Cognitive Quick Tips: Auditory Memory at Home and in the Classroom

Continuing our series of cognitive quick tips, let’s have some fun building auditory memory skills.  Start with Auditory Memory Activities for Kids if you’d like a more in depth look at the importance of strengthening children’s auditory memory.


Cognitive Quick Tips: Auditory Memory at Home and in the Classroom image


Ready?  Let’s dive in.



Quick tip: The Grocery List


Before taking your child with you to the grocery store, put her in charge of remembering three (or four or five) items from your list.  Say the items out loud rather than showing the items or words visually.  Be sure to have your child repeat the items back to you right away to check for understanding.  Then check again when you get to the store.


Taking more than one child?  Give them each their own items to remember (not too many of course).




(Great for homeschool classrooms, too.)

Quick tip: Auditory Spelling List


This is a good exercise to identify those students who may be struggling with auditory memory skills and/or reversals.


Before delivering your weekly spelling list via handout, spell each word out loud for your students to listen to, remember, and write once they’ve heard all of the letters.  You can even let students take turns dictating to the class.


Be sure to demonstrate the even pace of one l-e-t-t-e-r per second.  Stick with seven letter words or less for seven-year-olds, six letters for six-year-olds, etc.  Do check for accuracy!  We don’t want students to study new spelling words that they may have written down incorrectly.



Writing what we hear uses a different process in the brain than speaking what we hear.  Ask students to listen, remember, repeat out loud, then write their new spelling words.


Are you finding some students struggling with this?  Offer their parents some quick tips like The Grocery List above to reinforce auditory memory skill building at home.

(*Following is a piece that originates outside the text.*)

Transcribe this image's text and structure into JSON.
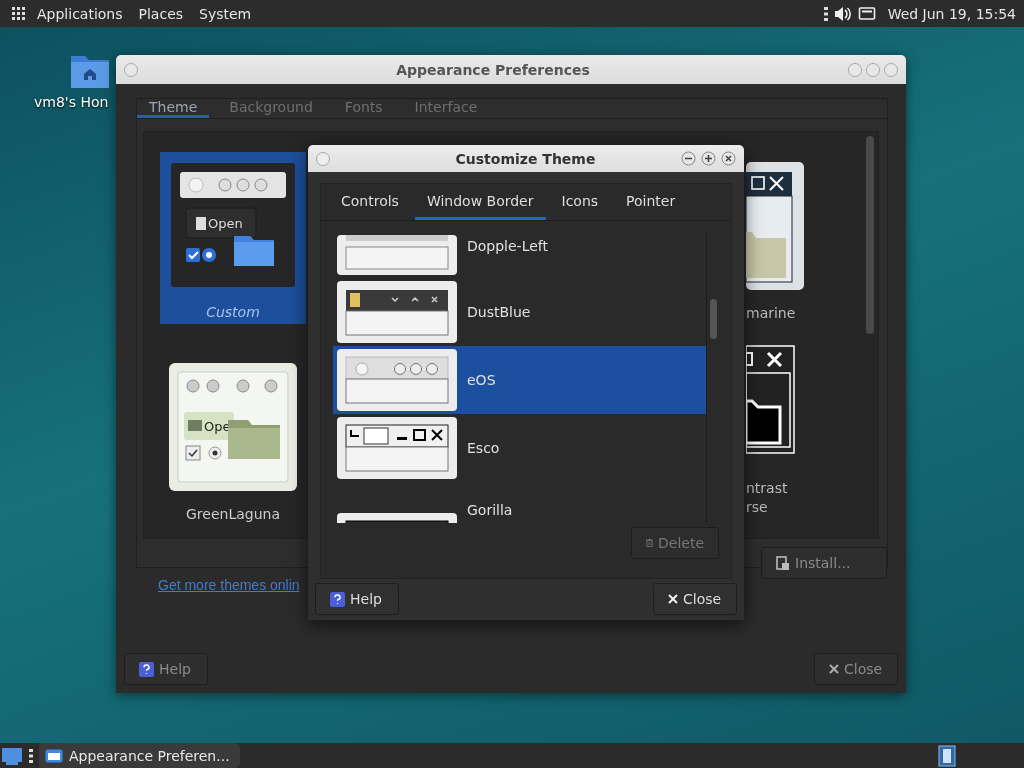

Was this post helpful?  Help another student by sharing it with a friend!